Many of our staff travel for work. Freedom of movement has supported powerful EU collaborations and helped attract talented staff and students, to make a vibrant scientific community. At the same time I’ve seen how restrictions on travel outside the EU have created challenges for other projects. These problems are not insurmountable, but they cause delays and cost money.
Immigration controls will cost science
Immigration policy has become inextricably linked with the impacts of Brexit. Every change to the UK’s immigration rules will affect EU citizens. As an example of the impact of ending freedom of movement, the Institute covers some visa and settlement costs for staff on top of administration costs. If the Government’s proposals for immigration come into force we are facing a 170 per cent increase in costs associated with immigration, this means us spending more than £0.8 million over the next 5 years on visas. This is not good for us, and it’s not good for the UK. When sequencing one human genome costs less than £1,000, £800,000 could buy a lot of science.
EU funding fuels vital collaborations
The Sanger Institute is in a privileged position with the majority of its funding coming from Wellcome.

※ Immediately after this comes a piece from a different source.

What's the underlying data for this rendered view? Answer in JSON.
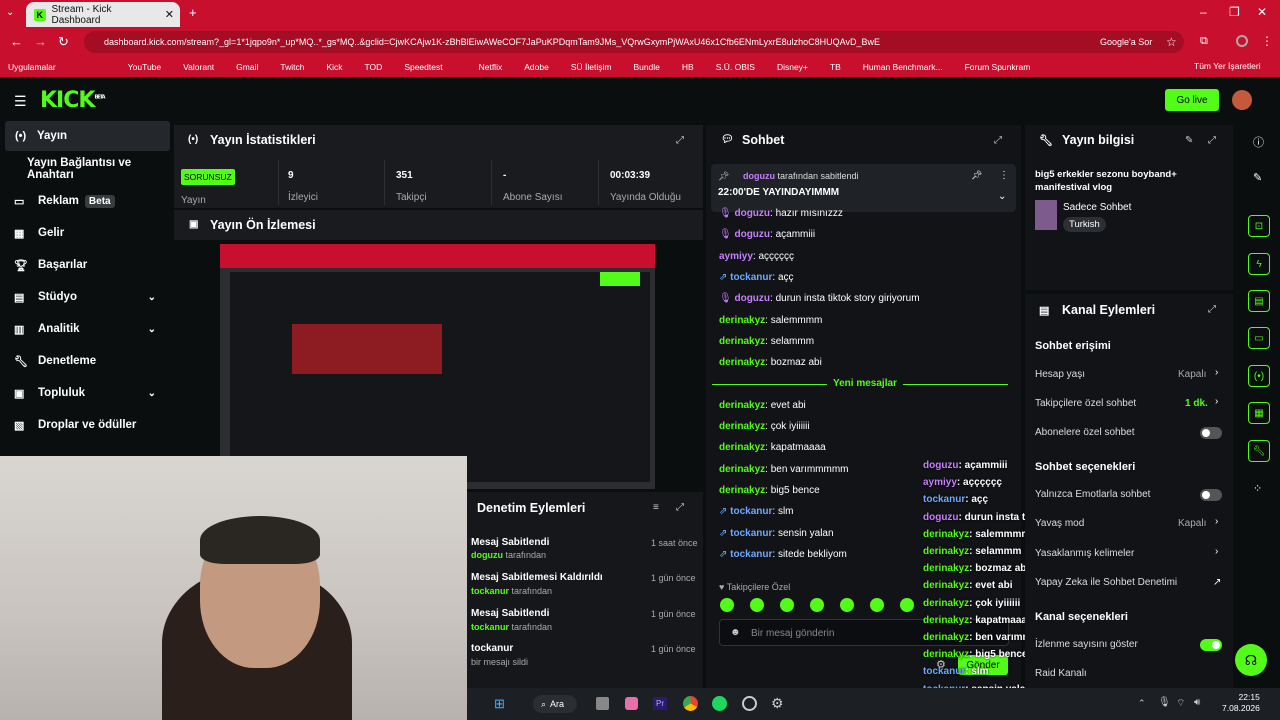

Loss of funding from the EU does not represent a financial threat to the Institute, but research funding is not just about the money. Our science is exceptionally collaborative and we work at scale.
The EU’s funding priorities are not the same as the UK research council’s priorities, and the EU’s funding streams often represent a better strategic fit for us than those in the UK, as they enable the kind of science we do. Perhaps more importantly it gives us choices and more options, and enables us to tackle complex global health challenges.
International teams foster a world of new ideas
The Sanger Institute has staff from over 50 countries. These staff bring ideas and knowledge; their perspectives challenge the status quo and received wisdom. Our science is constantly pushed on by our interactions with collaborators and by staff who see scientific and societal challenges in a different way from those of us who grew up in the grey light of this rain-soaked rock in the Atlantic ocean. The rhetoric and proposals around Brexit make the UK more unappealing than the wettest summer ever could.
With the Withdrawal Bill having been roundly rejected by Parliament we are once more thrown to a new level of uncertainty. Paradoxically, the terms of our exit from Europe is no longer the national priority, as the questions of a general election and people’s vote bring the Brexit process to a standstill. While the pundits go to work on the different possible scenarios and configurations of votes of confidence, elections and referenda, the Sanger Institute finds itself more certain than ever before that science is a global endeavour. Science is a natural diplomat.
Historically, scientific collaborations have built friendships and partnerships between countries even where formal diplomatic relations have been strained. We must be close with our European colleagues and more can and must be done to engage with the rest of the world. We are a single institute on a small island, but we have been made big by the global sum of our parts.
About the author
Sarion Bowers is Policy Lead at the Wellcome Sanger Institute